ASSIGNMENT:
The records that follow need to be printed exactly. Leave out each image.

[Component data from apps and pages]
—————

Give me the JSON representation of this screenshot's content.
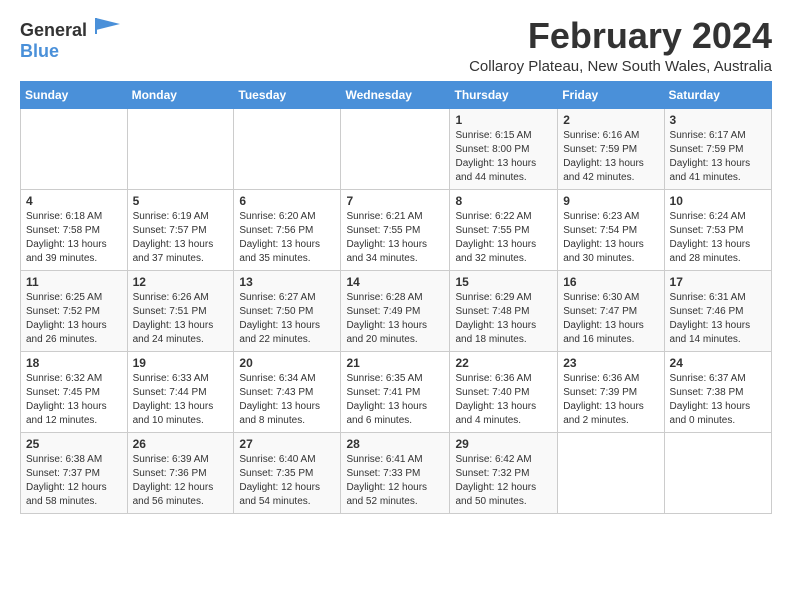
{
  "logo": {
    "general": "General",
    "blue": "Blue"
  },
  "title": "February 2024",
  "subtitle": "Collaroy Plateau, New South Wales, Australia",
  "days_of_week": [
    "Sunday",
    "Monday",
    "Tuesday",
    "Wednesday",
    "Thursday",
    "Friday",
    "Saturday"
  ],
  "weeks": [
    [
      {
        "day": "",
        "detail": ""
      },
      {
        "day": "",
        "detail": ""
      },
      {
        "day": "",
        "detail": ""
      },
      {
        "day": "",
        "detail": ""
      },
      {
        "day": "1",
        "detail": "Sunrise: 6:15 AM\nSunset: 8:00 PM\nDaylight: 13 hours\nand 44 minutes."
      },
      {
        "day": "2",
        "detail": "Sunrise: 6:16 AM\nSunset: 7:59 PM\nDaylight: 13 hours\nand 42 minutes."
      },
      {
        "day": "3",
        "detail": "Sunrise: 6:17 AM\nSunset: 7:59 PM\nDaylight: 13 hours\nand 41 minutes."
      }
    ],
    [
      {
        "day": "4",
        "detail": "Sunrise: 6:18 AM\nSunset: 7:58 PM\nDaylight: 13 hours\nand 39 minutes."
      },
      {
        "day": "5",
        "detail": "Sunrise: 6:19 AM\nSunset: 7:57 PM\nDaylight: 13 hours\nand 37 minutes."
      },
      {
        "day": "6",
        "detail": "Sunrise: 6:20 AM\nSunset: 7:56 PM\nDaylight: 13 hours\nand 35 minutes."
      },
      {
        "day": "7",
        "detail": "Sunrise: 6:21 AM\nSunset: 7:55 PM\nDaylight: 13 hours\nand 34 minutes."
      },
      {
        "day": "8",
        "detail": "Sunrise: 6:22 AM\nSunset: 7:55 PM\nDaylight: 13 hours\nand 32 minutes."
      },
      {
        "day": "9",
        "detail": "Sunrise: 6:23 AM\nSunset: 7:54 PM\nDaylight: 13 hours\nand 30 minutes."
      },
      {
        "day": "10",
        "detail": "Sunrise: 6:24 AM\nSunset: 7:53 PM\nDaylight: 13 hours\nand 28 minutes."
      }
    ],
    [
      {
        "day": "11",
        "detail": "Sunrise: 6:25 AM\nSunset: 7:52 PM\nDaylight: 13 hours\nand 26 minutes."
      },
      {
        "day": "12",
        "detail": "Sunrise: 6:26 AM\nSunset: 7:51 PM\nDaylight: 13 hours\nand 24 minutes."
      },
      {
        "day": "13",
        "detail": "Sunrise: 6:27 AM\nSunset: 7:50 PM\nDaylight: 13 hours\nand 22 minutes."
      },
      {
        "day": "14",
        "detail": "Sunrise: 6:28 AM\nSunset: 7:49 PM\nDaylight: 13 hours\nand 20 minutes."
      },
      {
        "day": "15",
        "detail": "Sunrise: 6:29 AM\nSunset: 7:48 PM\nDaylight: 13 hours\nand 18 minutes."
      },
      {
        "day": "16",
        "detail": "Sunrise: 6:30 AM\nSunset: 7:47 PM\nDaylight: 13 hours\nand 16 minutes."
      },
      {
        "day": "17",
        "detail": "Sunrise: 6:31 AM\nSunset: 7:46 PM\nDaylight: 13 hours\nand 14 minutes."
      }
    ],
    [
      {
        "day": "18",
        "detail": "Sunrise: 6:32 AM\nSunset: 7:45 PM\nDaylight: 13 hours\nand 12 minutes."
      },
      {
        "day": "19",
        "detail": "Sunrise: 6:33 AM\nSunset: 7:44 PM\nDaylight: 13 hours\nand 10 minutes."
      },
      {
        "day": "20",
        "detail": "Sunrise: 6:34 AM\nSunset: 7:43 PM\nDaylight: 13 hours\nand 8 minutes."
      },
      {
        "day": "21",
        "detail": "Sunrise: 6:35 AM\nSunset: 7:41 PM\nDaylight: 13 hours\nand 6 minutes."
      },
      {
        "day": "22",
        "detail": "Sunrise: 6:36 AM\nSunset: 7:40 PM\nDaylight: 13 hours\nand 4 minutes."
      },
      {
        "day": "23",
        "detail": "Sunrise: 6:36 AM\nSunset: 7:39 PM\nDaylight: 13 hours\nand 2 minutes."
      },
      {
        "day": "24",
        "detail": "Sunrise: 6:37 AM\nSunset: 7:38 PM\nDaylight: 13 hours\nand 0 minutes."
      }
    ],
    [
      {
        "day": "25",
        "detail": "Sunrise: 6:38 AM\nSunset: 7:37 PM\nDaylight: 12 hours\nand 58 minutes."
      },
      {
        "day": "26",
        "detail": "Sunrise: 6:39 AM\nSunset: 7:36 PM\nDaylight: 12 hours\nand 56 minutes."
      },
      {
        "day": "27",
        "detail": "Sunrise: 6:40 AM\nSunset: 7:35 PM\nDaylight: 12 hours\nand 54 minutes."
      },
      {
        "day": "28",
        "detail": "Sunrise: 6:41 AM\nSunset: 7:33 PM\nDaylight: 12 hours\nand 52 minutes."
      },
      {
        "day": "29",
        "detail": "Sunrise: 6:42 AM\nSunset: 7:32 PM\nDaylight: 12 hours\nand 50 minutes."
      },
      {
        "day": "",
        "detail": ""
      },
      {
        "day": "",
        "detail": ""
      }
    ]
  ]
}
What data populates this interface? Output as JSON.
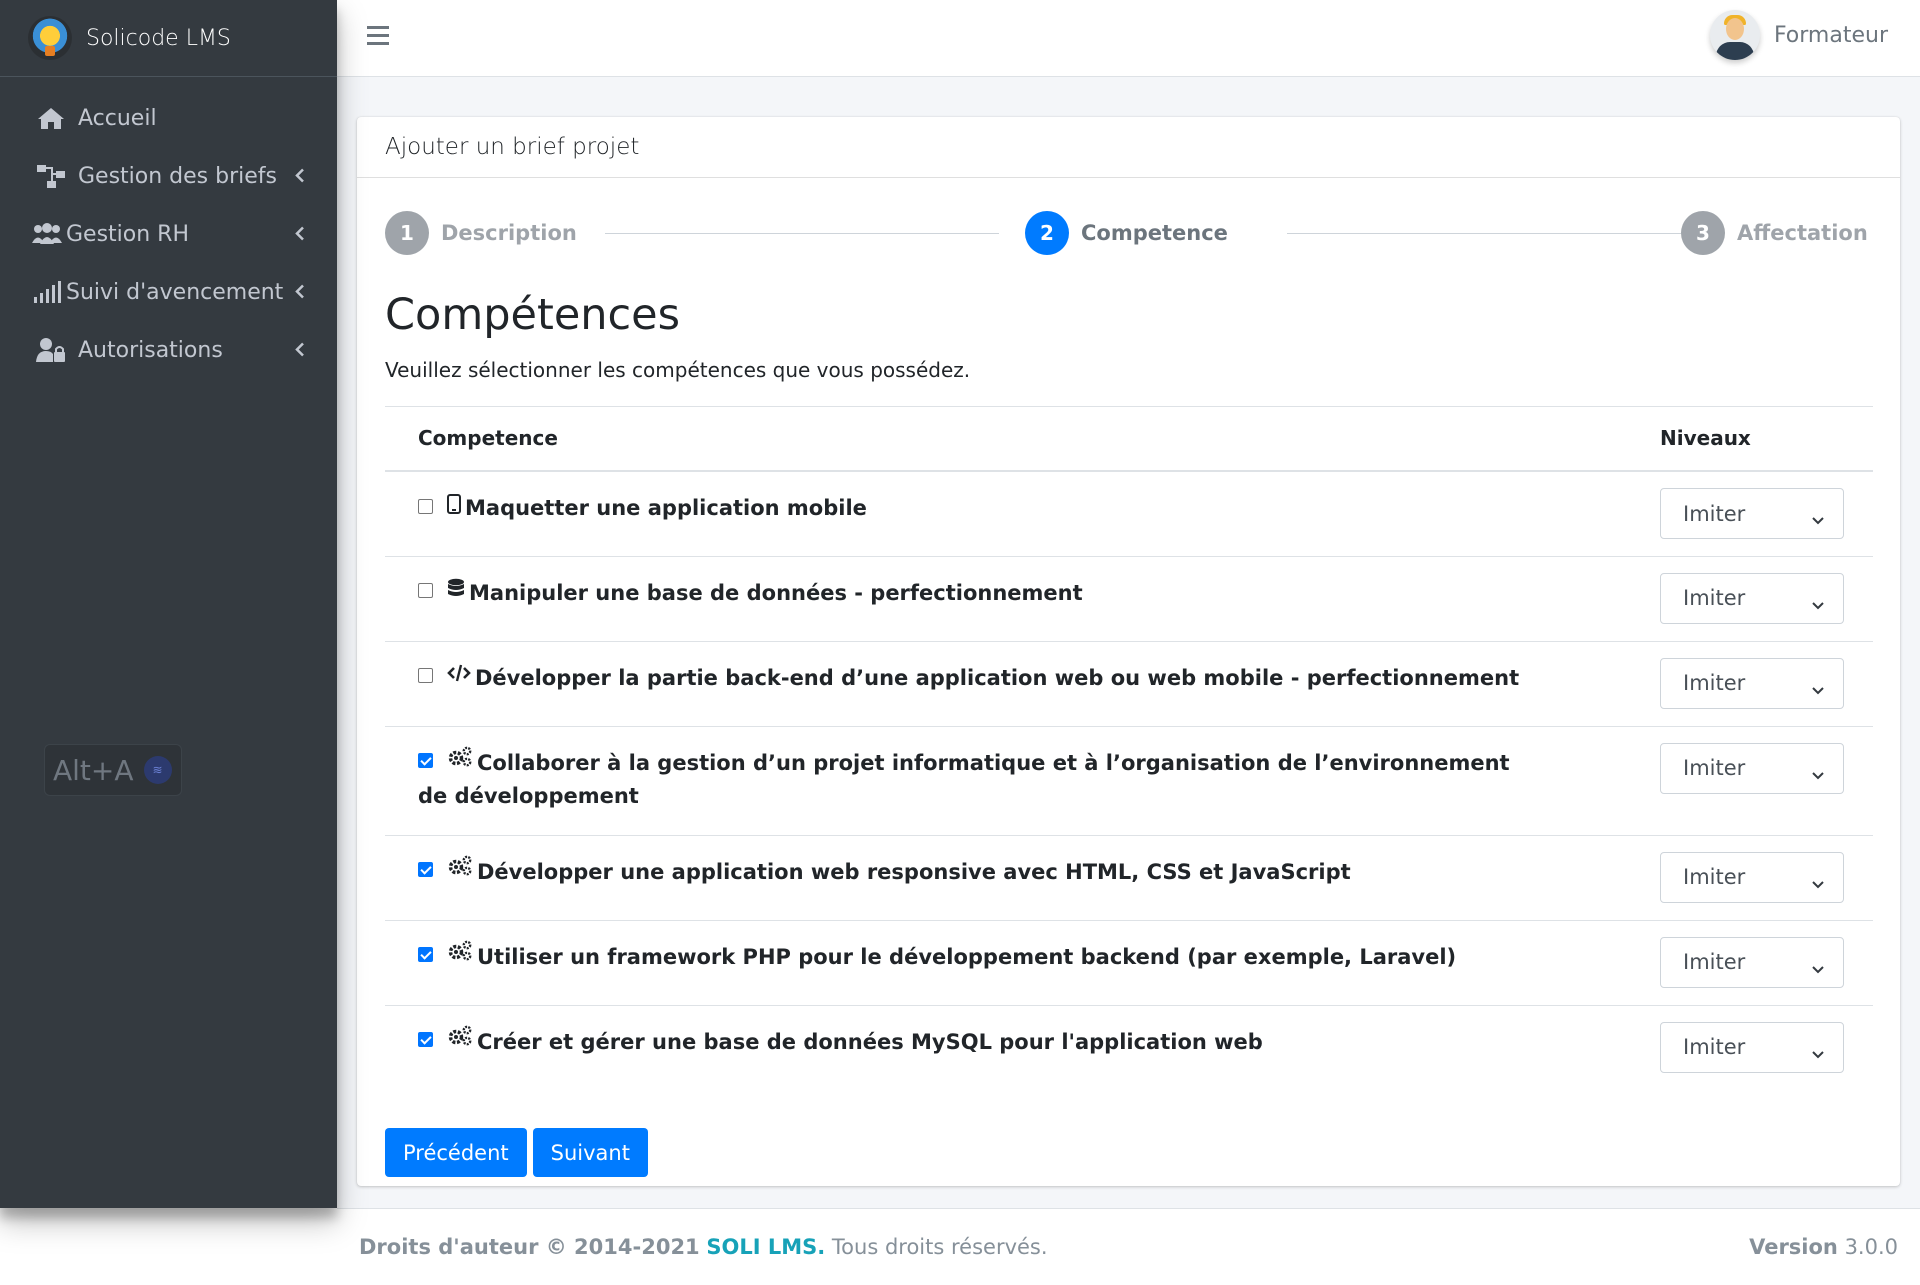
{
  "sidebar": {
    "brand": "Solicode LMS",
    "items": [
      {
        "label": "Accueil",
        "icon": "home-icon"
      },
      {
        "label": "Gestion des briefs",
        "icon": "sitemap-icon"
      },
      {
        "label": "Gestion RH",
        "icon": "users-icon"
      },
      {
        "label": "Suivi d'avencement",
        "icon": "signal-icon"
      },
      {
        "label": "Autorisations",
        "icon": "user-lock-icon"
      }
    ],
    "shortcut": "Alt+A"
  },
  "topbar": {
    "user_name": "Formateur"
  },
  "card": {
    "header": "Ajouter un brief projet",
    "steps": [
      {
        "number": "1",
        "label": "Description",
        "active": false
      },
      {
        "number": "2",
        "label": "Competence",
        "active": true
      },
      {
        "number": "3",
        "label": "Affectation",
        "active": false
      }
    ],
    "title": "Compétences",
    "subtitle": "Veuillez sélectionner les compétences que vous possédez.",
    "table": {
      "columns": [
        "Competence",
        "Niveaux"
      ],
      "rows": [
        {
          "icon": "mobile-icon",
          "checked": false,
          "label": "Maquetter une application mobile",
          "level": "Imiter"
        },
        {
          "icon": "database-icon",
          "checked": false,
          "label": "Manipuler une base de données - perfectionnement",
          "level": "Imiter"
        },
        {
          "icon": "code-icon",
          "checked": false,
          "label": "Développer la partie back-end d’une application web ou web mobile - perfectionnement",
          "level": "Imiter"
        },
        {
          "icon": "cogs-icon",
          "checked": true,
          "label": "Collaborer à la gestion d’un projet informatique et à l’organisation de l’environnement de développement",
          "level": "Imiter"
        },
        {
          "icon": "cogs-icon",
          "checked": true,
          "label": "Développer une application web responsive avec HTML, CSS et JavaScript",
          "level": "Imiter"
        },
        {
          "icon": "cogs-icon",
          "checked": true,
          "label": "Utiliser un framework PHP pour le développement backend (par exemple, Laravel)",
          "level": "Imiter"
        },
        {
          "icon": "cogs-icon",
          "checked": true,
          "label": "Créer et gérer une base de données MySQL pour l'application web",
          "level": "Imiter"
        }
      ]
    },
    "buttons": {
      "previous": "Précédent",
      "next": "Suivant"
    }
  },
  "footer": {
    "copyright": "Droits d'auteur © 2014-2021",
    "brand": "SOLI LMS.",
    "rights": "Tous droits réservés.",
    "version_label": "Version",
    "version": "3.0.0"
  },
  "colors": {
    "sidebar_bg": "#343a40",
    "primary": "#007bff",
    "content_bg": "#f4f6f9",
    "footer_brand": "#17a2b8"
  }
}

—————

WRITTEN SOLUTION:
Give me the JSON representation of this screenshot's content.
{
  "logo": {
    "general": "General",
    "blue": "Blue"
  },
  "title": "February 2024",
  "subtitle": "Collaroy Plateau, New South Wales, Australia",
  "days_of_week": [
    "Sunday",
    "Monday",
    "Tuesday",
    "Wednesday",
    "Thursday",
    "Friday",
    "Saturday"
  ],
  "weeks": [
    [
      {
        "day": "",
        "detail": ""
      },
      {
        "day": "",
        "detail": ""
      },
      {
        "day": "",
        "detail": ""
      },
      {
        "day": "",
        "detail": ""
      },
      {
        "day": "1",
        "detail": "Sunrise: 6:15 AM\nSunset: 8:00 PM\nDaylight: 13 hours\nand 44 minutes."
      },
      {
        "day": "2",
        "detail": "Sunrise: 6:16 AM\nSunset: 7:59 PM\nDaylight: 13 hours\nand 42 minutes."
      },
      {
        "day": "3",
        "detail": "Sunrise: 6:17 AM\nSunset: 7:59 PM\nDaylight: 13 hours\nand 41 minutes."
      }
    ],
    [
      {
        "day": "4",
        "detail": "Sunrise: 6:18 AM\nSunset: 7:58 PM\nDaylight: 13 hours\nand 39 minutes."
      },
      {
        "day": "5",
        "detail": "Sunrise: 6:19 AM\nSunset: 7:57 PM\nDaylight: 13 hours\nand 37 minutes."
      },
      {
        "day": "6",
        "detail": "Sunrise: 6:20 AM\nSunset: 7:56 PM\nDaylight: 13 hours\nand 35 minutes."
      },
      {
        "day": "7",
        "detail": "Sunrise: 6:21 AM\nSunset: 7:55 PM\nDaylight: 13 hours\nand 34 minutes."
      },
      {
        "day": "8",
        "detail": "Sunrise: 6:22 AM\nSunset: 7:55 PM\nDaylight: 13 hours\nand 32 minutes."
      },
      {
        "day": "9",
        "detail": "Sunrise: 6:23 AM\nSunset: 7:54 PM\nDaylight: 13 hours\nand 30 minutes."
      },
      {
        "day": "10",
        "detail": "Sunrise: 6:24 AM\nSunset: 7:53 PM\nDaylight: 13 hours\nand 28 minutes."
      }
    ],
    [
      {
        "day": "11",
        "detail": "Sunrise: 6:25 AM\nSunset: 7:52 PM\nDaylight: 13 hours\nand 26 minutes."
      },
      {
        "day": "12",
        "detail": "Sunrise: 6:26 AM\nSunset: 7:51 PM\nDaylight: 13 hours\nand 24 minutes."
      },
      {
        "day": "13",
        "detail": "Sunrise: 6:27 AM\nSunset: 7:50 PM\nDaylight: 13 hours\nand 22 minutes."
      },
      {
        "day": "14",
        "detail": "Sunrise: 6:28 AM\nSunset: 7:49 PM\nDaylight: 13 hours\nand 20 minutes."
      },
      {
        "day": "15",
        "detail": "Sunrise: 6:29 AM\nSunset: 7:48 PM\nDaylight: 13 hours\nand 18 minutes."
      },
      {
        "day": "16",
        "detail": "Sunrise: 6:30 AM\nSunset: 7:47 PM\nDaylight: 13 hours\nand 16 minutes."
      },
      {
        "day": "17",
        "detail": "Sunrise: 6:31 AM\nSunset: 7:46 PM\nDaylight: 13 hours\nand 14 minutes."
      }
    ],
    [
      {
        "day": "18",
        "detail": "Sunrise: 6:32 AM\nSunset: 7:45 PM\nDaylight: 13 hours\nand 12 minutes."
      },
      {
        "day": "19",
        "detail": "Sunrise: 6:33 AM\nSunset: 7:44 PM\nDaylight: 13 hours\nand 10 minutes."
      },
      {
        "day": "20",
        "detail": "Sunrise: 6:34 AM\nSunset: 7:43 PM\nDaylight: 13 hours\nand 8 minutes."
      },
      {
        "day": "21",
        "detail": "Sunrise: 6:35 AM\nSunset: 7:41 PM\nDaylight: 13 hours\nand 6 minutes."
      },
      {
        "day": "22",
        "detail": "Sunrise: 6:36 AM\nSunset: 7:40 PM\nDaylight: 13 hours\nand 4 minutes."
      },
      {
        "day": "23",
        "detail": "Sunrise: 6:36 AM\nSunset: 7:39 PM\nDaylight: 13 hours\nand 2 minutes."
      },
      {
        "day": "24",
        "detail": "Sunrise: 6:37 AM\nSunset: 7:38 PM\nDaylight: 13 hours\nand 0 minutes."
      }
    ],
    [
      {
        "day": "25",
        "detail": "Sunrise: 6:38 AM\nSunset: 7:37 PM\nDaylight: 12 hours\nand 58 minutes."
      },
      {
        "day": "26",
        "detail": "Sunrise: 6:39 AM\nSunset: 7:36 PM\nDaylight: 12 hours\nand 56 minutes."
      },
      {
        "day": "27",
        "detail": "Sunrise: 6:40 AM\nSunset: 7:35 PM\nDaylight: 12 hours\nand 54 minutes."
      },
      {
        "day": "28",
        "detail": "Sunrise: 6:41 AM\nSunset: 7:33 PM\nDaylight: 12 hours\nand 52 minutes."
      },
      {
        "day": "29",
        "detail": "Sunrise: 6:42 AM\nSunset: 7:32 PM\nDaylight: 12 hours\nand 50 minutes."
      },
      {
        "day": "",
        "detail": ""
      },
      {
        "day": "",
        "detail": ""
      }
    ]
  ]
}
What data populates this interface? Output as JSON.
{
  "sidebar": {
    "brand": "Solicode LMS",
    "items": [
      {
        "label": "Accueil",
        "icon": "home-icon"
      },
      {
        "label": "Gestion des briefs",
        "icon": "sitemap-icon"
      },
      {
        "label": "Gestion RH",
        "icon": "users-icon"
      },
      {
        "label": "Suivi d'avencement",
        "icon": "signal-icon"
      },
      {
        "label": "Autorisations",
        "icon": "user-lock-icon"
      }
    ],
    "shortcut": "Alt+A"
  },
  "topbar": {
    "user_name": "Formateur"
  },
  "card": {
    "header": "Ajouter un brief projet",
    "steps": [
      {
        "number": "1",
        "label": "Description",
        "active": false
      },
      {
        "number": "2",
        "label": "Competence",
        "active": true
      },
      {
        "number": "3",
        "label": "Affectation",
        "active": false
      }
    ],
    "title": "Compétences",
    "subtitle": "Veuillez sélectionner les compétences que vous possédez.",
    "table": {
      "columns": [
        "Competence",
        "Niveaux"
      ],
      "rows": [
        {
          "icon": "mobile-icon",
          "checked": false,
          "label": "Maquetter une application mobile",
          "level": "Imiter"
        },
        {
          "icon": "database-icon",
          "checked": false,
          "label": "Manipuler une base de données - perfectionnement",
          "level": "Imiter"
        },
        {
          "icon": "code-icon",
          "checked": false,
          "label": "Développer la partie back-end d’une application web ou web mobile - perfectionnement",
          "level": "Imiter"
        },
        {
          "icon": "cogs-icon",
          "checked": true,
          "label": "Collaborer à la gestion d’un projet informatique et à l’organisation de l’environnement de développement",
          "level": "Imiter"
        },
        {
          "icon": "cogs-icon",
          "checked": true,
          "label": "Développer une application web responsive avec HTML, CSS et JavaScript",
          "level": "Imiter"
        },
        {
          "icon": "cogs-icon",
          "checked": true,
          "label": "Utiliser un framework PHP pour le développement backend (par exemple, Laravel)",
          "level": "Imiter"
        },
        {
          "icon": "cogs-icon",
          "checked": true,
          "label": "Créer et gérer une base de données MySQL pour l'application web",
          "level": "Imiter"
        }
      ]
    },
    "buttons": {
      "previous": "Précédent",
      "next": "Suivant"
    }
  },
  "footer": {
    "copyright": "Droits d'auteur © 2014-2021",
    "brand": "SOLI LMS.",
    "rights": "Tous droits réservés.",
    "version_label": "Version",
    "version": "3.0.0"
  },
  "colors": {
    "sidebar_bg": "#343a40",
    "primary": "#007bff",
    "content_bg": "#f4f6f9",
    "footer_brand": "#17a2b8"
  }
}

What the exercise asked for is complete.